(Beginning of Data extract)

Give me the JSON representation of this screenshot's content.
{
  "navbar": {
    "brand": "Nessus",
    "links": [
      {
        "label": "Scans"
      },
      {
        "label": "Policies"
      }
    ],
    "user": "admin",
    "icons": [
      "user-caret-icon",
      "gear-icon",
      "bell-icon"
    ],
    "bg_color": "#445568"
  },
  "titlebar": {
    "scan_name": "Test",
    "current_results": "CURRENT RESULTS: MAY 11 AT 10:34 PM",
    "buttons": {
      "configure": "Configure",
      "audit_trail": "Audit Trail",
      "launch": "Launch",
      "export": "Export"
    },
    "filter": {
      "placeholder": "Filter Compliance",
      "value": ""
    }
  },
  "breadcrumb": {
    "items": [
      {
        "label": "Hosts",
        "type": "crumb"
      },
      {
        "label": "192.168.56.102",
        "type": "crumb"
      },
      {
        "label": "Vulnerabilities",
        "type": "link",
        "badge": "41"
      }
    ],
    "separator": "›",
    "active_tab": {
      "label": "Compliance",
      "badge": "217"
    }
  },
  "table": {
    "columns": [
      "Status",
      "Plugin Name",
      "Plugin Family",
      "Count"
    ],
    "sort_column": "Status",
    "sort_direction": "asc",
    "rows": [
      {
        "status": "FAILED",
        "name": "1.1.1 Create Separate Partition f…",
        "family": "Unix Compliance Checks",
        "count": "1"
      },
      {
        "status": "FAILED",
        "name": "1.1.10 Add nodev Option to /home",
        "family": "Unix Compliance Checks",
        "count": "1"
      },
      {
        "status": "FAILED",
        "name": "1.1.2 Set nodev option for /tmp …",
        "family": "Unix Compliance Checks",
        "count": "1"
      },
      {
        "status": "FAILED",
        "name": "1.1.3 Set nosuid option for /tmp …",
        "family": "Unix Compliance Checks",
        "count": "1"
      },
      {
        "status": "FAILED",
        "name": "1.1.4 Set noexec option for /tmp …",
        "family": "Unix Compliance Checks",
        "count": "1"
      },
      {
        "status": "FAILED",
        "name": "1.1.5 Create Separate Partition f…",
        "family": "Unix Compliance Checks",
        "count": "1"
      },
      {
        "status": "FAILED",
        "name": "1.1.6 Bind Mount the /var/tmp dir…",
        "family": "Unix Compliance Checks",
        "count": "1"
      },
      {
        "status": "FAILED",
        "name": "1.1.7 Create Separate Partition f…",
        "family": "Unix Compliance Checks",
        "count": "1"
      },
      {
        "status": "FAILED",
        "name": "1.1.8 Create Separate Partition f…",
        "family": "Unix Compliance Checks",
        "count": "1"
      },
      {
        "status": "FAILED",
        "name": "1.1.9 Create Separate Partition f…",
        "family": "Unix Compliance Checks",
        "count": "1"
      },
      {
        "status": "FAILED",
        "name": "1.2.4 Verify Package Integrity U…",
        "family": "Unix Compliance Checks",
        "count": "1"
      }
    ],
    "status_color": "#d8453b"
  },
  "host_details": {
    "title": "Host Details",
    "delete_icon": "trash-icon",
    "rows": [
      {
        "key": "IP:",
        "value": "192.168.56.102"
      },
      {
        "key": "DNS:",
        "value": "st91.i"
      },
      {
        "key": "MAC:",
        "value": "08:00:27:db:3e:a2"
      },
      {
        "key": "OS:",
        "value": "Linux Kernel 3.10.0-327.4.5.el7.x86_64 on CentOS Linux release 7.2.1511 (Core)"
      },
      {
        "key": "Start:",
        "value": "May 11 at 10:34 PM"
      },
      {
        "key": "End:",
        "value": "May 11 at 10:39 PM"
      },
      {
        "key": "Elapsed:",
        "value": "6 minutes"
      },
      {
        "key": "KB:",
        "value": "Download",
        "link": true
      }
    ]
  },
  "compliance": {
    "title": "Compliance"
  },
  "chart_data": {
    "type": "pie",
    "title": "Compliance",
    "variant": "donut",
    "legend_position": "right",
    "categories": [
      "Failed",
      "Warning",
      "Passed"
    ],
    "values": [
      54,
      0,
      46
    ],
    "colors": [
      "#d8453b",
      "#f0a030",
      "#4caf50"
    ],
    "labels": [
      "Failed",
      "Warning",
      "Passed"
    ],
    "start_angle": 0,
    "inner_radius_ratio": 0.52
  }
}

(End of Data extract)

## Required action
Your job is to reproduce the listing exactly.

## Reply
Give me the JSON representation of this screenshot's content.
{
  "navbar": {
    "brand": "Nessus",
    "links": [
      {
        "label": "Scans"
      },
      {
        "label": "Policies"
      }
    ],
    "user": "admin",
    "icons": [
      "user-caret-icon",
      "gear-icon",
      "bell-icon"
    ],
    "bg_color": "#445568"
  },
  "titlebar": {
    "scan_name": "Test",
    "current_results": "CURRENT RESULTS: MAY 11 AT 10:34 PM",
    "buttons": {
      "configure": "Configure",
      "audit_trail": "Audit Trail",
      "launch": "Launch",
      "export": "Export"
    },
    "filter": {
      "placeholder": "Filter Compliance",
      "value": ""
    }
  },
  "breadcrumb": {
    "items": [
      {
        "label": "Hosts",
        "type": "crumb"
      },
      {
        "label": "192.168.56.102",
        "type": "crumb"
      },
      {
        "label": "Vulnerabilities",
        "type": "link",
        "badge": "41"
      }
    ],
    "separator": "›",
    "active_tab": {
      "label": "Compliance",
      "badge": "217"
    }
  },
  "table": {
    "columns": [
      "Status",
      "Plugin Name",
      "Plugin Family",
      "Count"
    ],
    "sort_column": "Status",
    "sort_direction": "asc",
    "rows": [
      {
        "status": "FAILED",
        "name": "1.1.1 Create Separate Partition f…",
        "family": "Unix Compliance Checks",
        "count": "1"
      },
      {
        "status": "FAILED",
        "name": "1.1.10 Add nodev Option to /home",
        "family": "Unix Compliance Checks",
        "count": "1"
      },
      {
        "status": "FAILED",
        "name": "1.1.2 Set nodev option for /tmp …",
        "family": "Unix Compliance Checks",
        "count": "1"
      },
      {
        "status": "FAILED",
        "name": "1.1.3 Set nosuid option for /tmp …",
        "family": "Unix Compliance Checks",
        "count": "1"
      },
      {
        "status": "FAILED",
        "name": "1.1.4 Set noexec option for /tmp …",
        "family": "Unix Compliance Checks",
        "count": "1"
      },
      {
        "status": "FAILED",
        "name": "1.1.5 Create Separate Partition f…",
        "family": "Unix Compliance Checks",
        "count": "1"
      },
      {
        "status": "FAILED",
        "name": "1.1.6 Bind Mount the /var/tmp dir…",
        "family": "Unix Compliance Checks",
        "count": "1"
      },
      {
        "status": "FAILED",
        "name": "1.1.7 Create Separate Partition f…",
        "family": "Unix Compliance Checks",
        "count": "1"
      },
      {
        "status": "FAILED",
        "name": "1.1.8 Create Separate Partition f…",
        "family": "Unix Compliance Checks",
        "count": "1"
      },
      {
        "status": "FAILED",
        "name": "1.1.9 Create Separate Partition f…",
        "family": "Unix Compliance Checks",
        "count": "1"
      },
      {
        "status": "FAILED",
        "name": "1.2.4 Verify Package Integrity U…",
        "family": "Unix Compliance Checks",
        "count": "1"
      }
    ],
    "status_color": "#d8453b"
  },
  "host_details": {
    "title": "Host Details",
    "delete_icon": "trash-icon",
    "rows": [
      {
        "key": "IP:",
        "value": "192.168.56.102"
      },
      {
        "key": "DNS:",
        "value": "st91.i"
      },
      {
        "key": "MAC:",
        "value": "08:00:27:db:3e:a2"
      },
      {
        "key": "OS:",
        "value": "Linux Kernel 3.10.0-327.4.5.el7.x86_64 on CentOS Linux release 7.2.1511 (Core)"
      },
      {
        "key": "Start:",
        "value": "May 11 at 10:34 PM"
      },
      {
        "key": "End:",
        "value": "May 11 at 10:39 PM"
      },
      {
        "key": "Elapsed:",
        "value": "6 minutes"
      },
      {
        "key": "KB:",
        "value": "Download",
        "link": true
      }
    ]
  },
  "compliance": {
    "title": "Compliance"
  },
  "chart_data": {
    "type": "pie",
    "title": "Compliance",
    "variant": "donut",
    "legend_position": "right",
    "categories": [
      "Failed",
      "Warning",
      "Passed"
    ],
    "values": [
      54,
      0,
      46
    ],
    "colors": [
      "#d8453b",
      "#f0a030",
      "#4caf50"
    ],
    "labels": [
      "Failed",
      "Warning",
      "Passed"
    ],
    "start_angle": 0,
    "inner_radius_ratio": 0.52
  }
}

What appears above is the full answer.